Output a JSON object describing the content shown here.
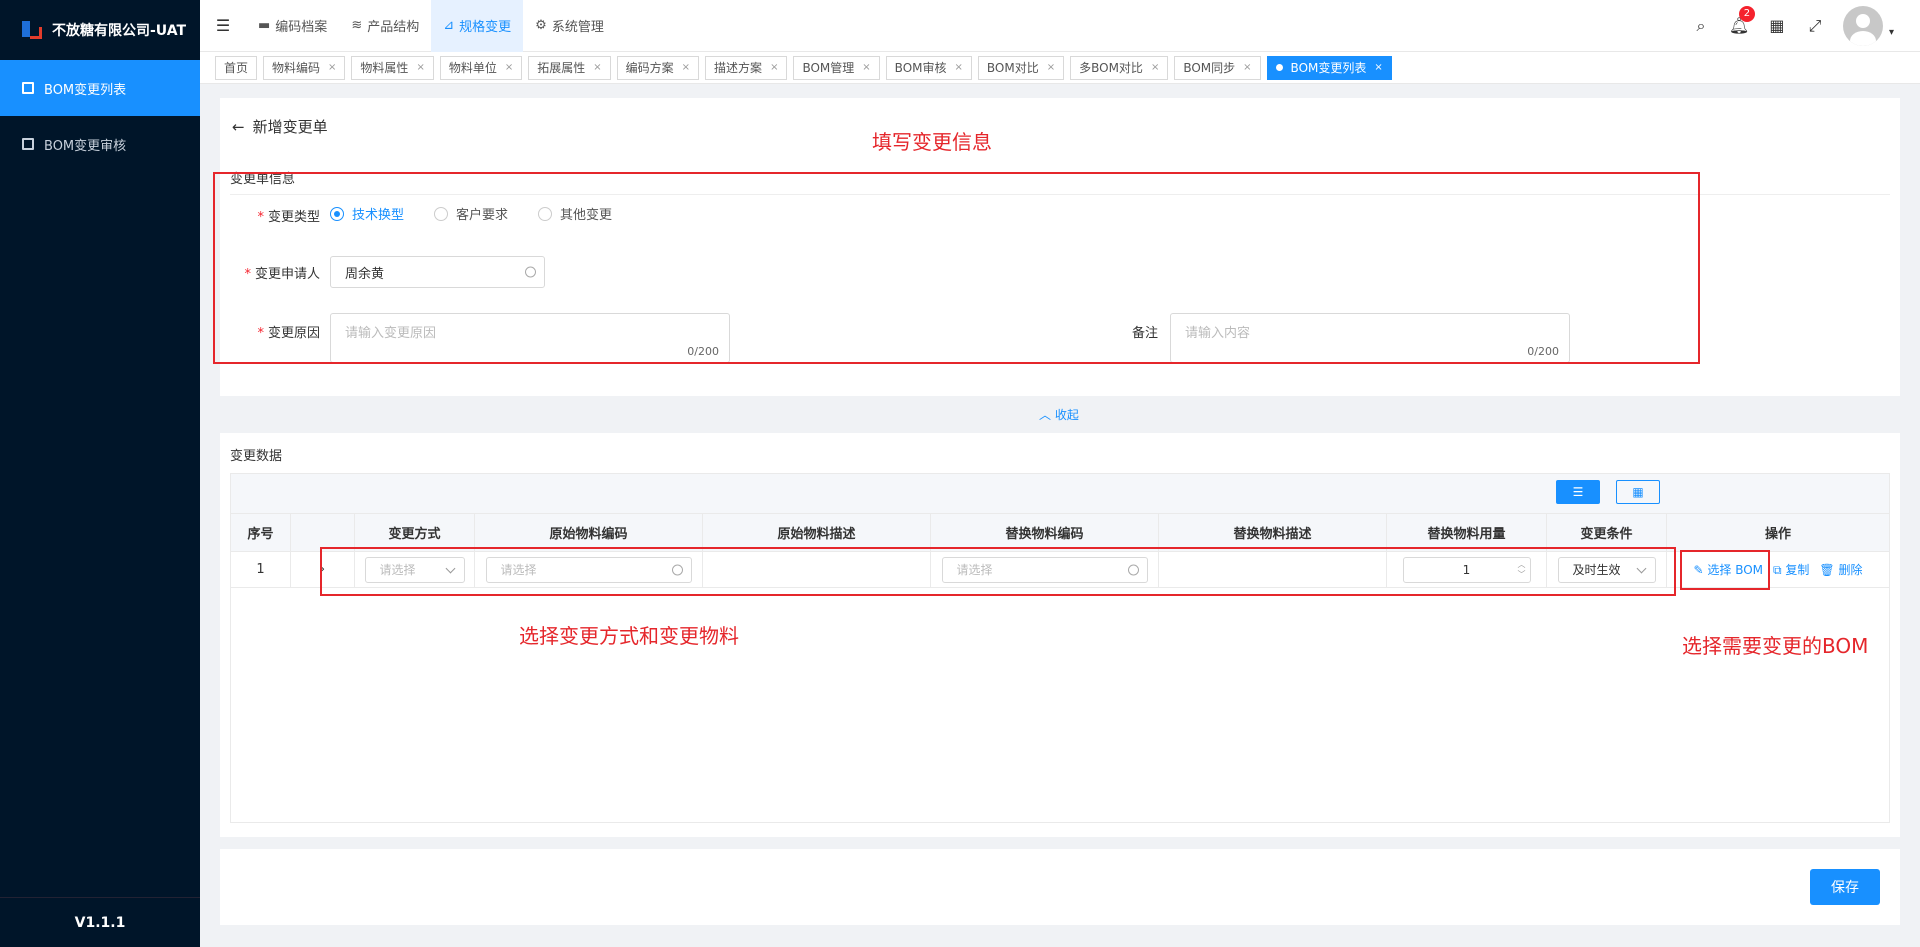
{
  "sidebar": {
    "logo_text": "不放糖有限公司-UAT",
    "items": [
      {
        "label": "BOM变更列表",
        "active": true
      },
      {
        "label": "BOM变更审核",
        "active": false
      }
    ],
    "version": "V1.1.1"
  },
  "topbar": {
    "nav": [
      {
        "label": "编码档案",
        "icon": "folder-icon"
      },
      {
        "label": "产品结构",
        "icon": "layers-icon"
      },
      {
        "label": "规格变更",
        "icon": "flow-icon",
        "active": true
      },
      {
        "label": "系统管理",
        "icon": "gear-icon"
      }
    ],
    "notification_count": "2"
  },
  "tabs": [
    "首页",
    "物料编码",
    "物料属性",
    "物料单位",
    "拓展属性",
    "编码方案",
    "描述方案",
    "BOM管理",
    "BOM审核",
    "BOM对比",
    "多BOM对比",
    "BOM同步",
    "BOM变更列表"
  ],
  "form": {
    "back_title": "新增变更单",
    "section_title": "变更单信息",
    "change_type_label": "变更类型",
    "change_types": [
      "技术换型",
      "客户要求",
      "其他变更"
    ],
    "applicant_label": "变更申请人",
    "applicant_value": "周余黄",
    "reason_label": "变更原因",
    "reason_placeholder": "请输入变更原因",
    "reason_count": "0/200",
    "remark_label": "备注",
    "remark_placeholder": "请输入内容",
    "remark_count": "0/200",
    "collapse_label": "收起"
  },
  "data_section": {
    "title": "变更数据",
    "columns": [
      "序号",
      "",
      "变更方式",
      "原始物料编码",
      "原始物料描述",
      "替换物料编码",
      "替换物料描述",
      "替换物料用量",
      "变更条件",
      "操作"
    ],
    "row": {
      "index": "1",
      "method_placeholder": "请选择",
      "orig_code_placeholder": "请选择",
      "new_code_placeholder": "请选择",
      "quantity": "1",
      "condition": "及时生效",
      "ops": [
        "选择 BOM",
        "复制",
        "删除"
      ]
    }
  },
  "save_label": "保存",
  "annotations": {
    "fill_info": "填写变更信息",
    "select_method": "选择变更方式和变更物料",
    "select_bom": "选择需要变更的BOM"
  },
  "colors": {
    "accent": "#1890ff",
    "sidebar_bg": "#001529",
    "annotation": "#e5262b"
  }
}
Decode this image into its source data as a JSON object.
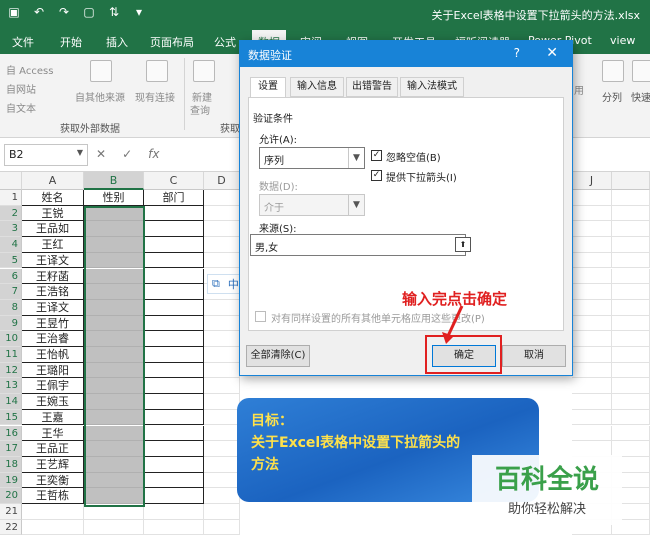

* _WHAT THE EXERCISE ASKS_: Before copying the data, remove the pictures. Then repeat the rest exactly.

* _ANSWER BELOW_:
Output a JSON object describing the content shown here.
{
  "sidebar": {
    "logo_text": "不放糖有限公司-UAT",
    "items": [
      {
        "label": "BOM变更列表",
        "active": true
      },
      {
        "label": "BOM变更审核",
        "active": false
      }
    ],
    "version": "V1.1.1"
  },
  "topbar": {
    "nav": [
      {
        "label": "编码档案",
        "icon": "folder-icon"
      },
      {
        "label": "产品结构",
        "icon": "layers-icon"
      },
      {
        "label": "规格变更",
        "icon": "flow-icon",
        "active": true
      },
      {
        "label": "系统管理",
        "icon": "gear-icon"
      }
    ],
    "notification_count": "2"
  },
  "tabs": [
    "首页",
    "物料编码",
    "物料属性",
    "物料单位",
    "拓展属性",
    "编码方案",
    "描述方案",
    "BOM管理",
    "BOM审核",
    "BOM对比",
    "多BOM对比",
    "BOM同步",
    "BOM变更列表"
  ],
  "form": {
    "back_title": "新增变更单",
    "section_title": "变更单信息",
    "change_type_label": "变更类型",
    "change_types": [
      "技术换型",
      "客户要求",
      "其他变更"
    ],
    "applicant_label": "变更申请人",
    "applicant_value": "周余黄",
    "reason_label": "变更原因",
    "reason_placeholder": "请输入变更原因",
    "reason_count": "0/200",
    "remark_label": "备注",
    "remark_placeholder": "请输入内容",
    "remark_count": "0/200",
    "collapse_label": "收起"
  },
  "data_section": {
    "title": "变更数据",
    "columns": [
      "序号",
      "",
      "变更方式",
      "原始物料编码",
      "原始物料描述",
      "替换物料编码",
      "替换物料描述",
      "替换物料用量",
      "变更条件",
      "操作"
    ],
    "row": {
      "index": "1",
      "method_placeholder": "请选择",
      "orig_code_placeholder": "请选择",
      "new_code_placeholder": "请选择",
      "quantity": "1",
      "condition": "及时生效",
      "ops": [
        "选择 BOM",
        "复制",
        "删除"
      ]
    }
  },
  "save_label": "保存",
  "annotations": {
    "fill_info": "填写变更信息",
    "select_method": "选择变更方式和变更物料",
    "select_bom": "选择需要变更的BOM"
  },
  "colors": {
    "accent": "#1890ff",
    "sidebar_bg": "#001529",
    "annotation": "#e5262b"
  }
}
Decode this image into its source data as a JSON object.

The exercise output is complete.